And by their endorsement adds to that very graphic Chinese proverb about using the bamboo pole to hit a boatload of innocent people.
I am of course referring to the account given by one Charlotte Ashton who appears to have lived in SG for all of 3 months and who because of one incident has written as though the other 1001 kindly acts she’s encountered don’t matter.
And trust our SPH Sunday Times to go to town with this woman’s complaint. And trust our sometimes sung-yang ministers to endorse or at least agree that one person’s bad experience means all of us could do better — on the courtesy and consideration front.
I am completely flummoxed that the ST or the ministers didn’t ask whether Ms Ashton had opened her mouth and said “help” in the best of clipped Brit accent?

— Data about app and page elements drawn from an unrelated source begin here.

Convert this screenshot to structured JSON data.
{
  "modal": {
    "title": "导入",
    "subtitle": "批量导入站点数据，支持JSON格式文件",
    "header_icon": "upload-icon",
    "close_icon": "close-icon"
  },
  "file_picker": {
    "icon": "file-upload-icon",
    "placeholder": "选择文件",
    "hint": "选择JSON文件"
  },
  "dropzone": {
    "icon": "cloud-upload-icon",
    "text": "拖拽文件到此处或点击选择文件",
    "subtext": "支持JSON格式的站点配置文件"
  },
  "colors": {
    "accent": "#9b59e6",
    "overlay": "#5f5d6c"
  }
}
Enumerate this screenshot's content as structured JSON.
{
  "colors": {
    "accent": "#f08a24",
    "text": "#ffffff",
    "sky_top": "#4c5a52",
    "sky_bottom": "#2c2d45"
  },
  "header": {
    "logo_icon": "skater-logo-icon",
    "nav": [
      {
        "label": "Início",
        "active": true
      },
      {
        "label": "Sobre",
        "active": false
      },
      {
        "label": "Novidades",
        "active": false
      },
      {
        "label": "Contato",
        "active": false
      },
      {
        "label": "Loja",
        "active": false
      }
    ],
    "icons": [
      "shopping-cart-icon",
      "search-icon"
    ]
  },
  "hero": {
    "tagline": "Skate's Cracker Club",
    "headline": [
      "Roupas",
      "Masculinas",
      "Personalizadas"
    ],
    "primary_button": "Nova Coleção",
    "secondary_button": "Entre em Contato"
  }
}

Or whether her pregnancy wasn’t that obvious at 10 weeks? Two points that this blogger raised with no sweat and which I heartily endorse.
Did Ms Ashton ask for a seat and was ignored? If that’s the case, why didn’t she state it in her article? Was she too sick to ask? If so, couldn’t she have used hand signals?
Someone should tell her that playing Desdamona in any big city, not only SG, will help her to avoid the same experience she complained of here, 90% of the time. Hasn’t she heard of the cliche that there is only the quick and the dead in New York?
Also, sometimes people are wary of attractive Caucasian women who suddenly curl up into a ball in a crowded public place. Who knows if it’s for real or for Candid Camera or Gotcha and the Good Samaritan is made a fool for cheap laughs and audience ratings!
Anyway, I find that whenever I ask, I always receive. In supermarkets, when I can’t reach the top shelves, I ask men and tall women fellow customers for help and haven’t been refused once. Some even ask politely if there’s anything else that I need on those elusive shelves. :lol:
On the MRT and buses, I often get seats without asking. The offers come from both sexes in age that ranges from kids to uncles and aunties who can’t be that much younger than me.
And when I am carrying stuff, I ask right away when there are no empty seats and I have several stops to go. But I am sometimes pre-empted by offers as soon as I step into the bus or MRT carriage. Perhaps because I tend to wear a Desdamona-like look?
When I am driving and need to change lanes, which given the non-stop roadworks in SG nowadays, is often, I look into the back mirror and side mirrors to smile my request to drivers behind and beside me. In addition to signalling of course. I often also clasp my hands in supplication to underline my request.
Fellow drivers give way almost 100% of the time and the insignificant minority who don’t I decide probably need to be on their way urgently and not because they suffer from compassion deficit.
In Hongkong, Shanghai, Shenzhen, Guangzhou, Bangkok, Bali, even in San Francisco and New York, I ask for directions, if I am uncertain rather than work it out myself. Ditto in my own country, because I don’t have a google map in my brain.
At the end of the day, if you need help, you must ask, unless you are comatose.
Finally, what does it say about the courtesy level of the guest who disses the host country so publicly and petulantly when by her own account it was all hunky dory till that incident.
Time people like Ms Ashton learn that into lives some rain must fall. So carry an umbrella or quit belly-aching!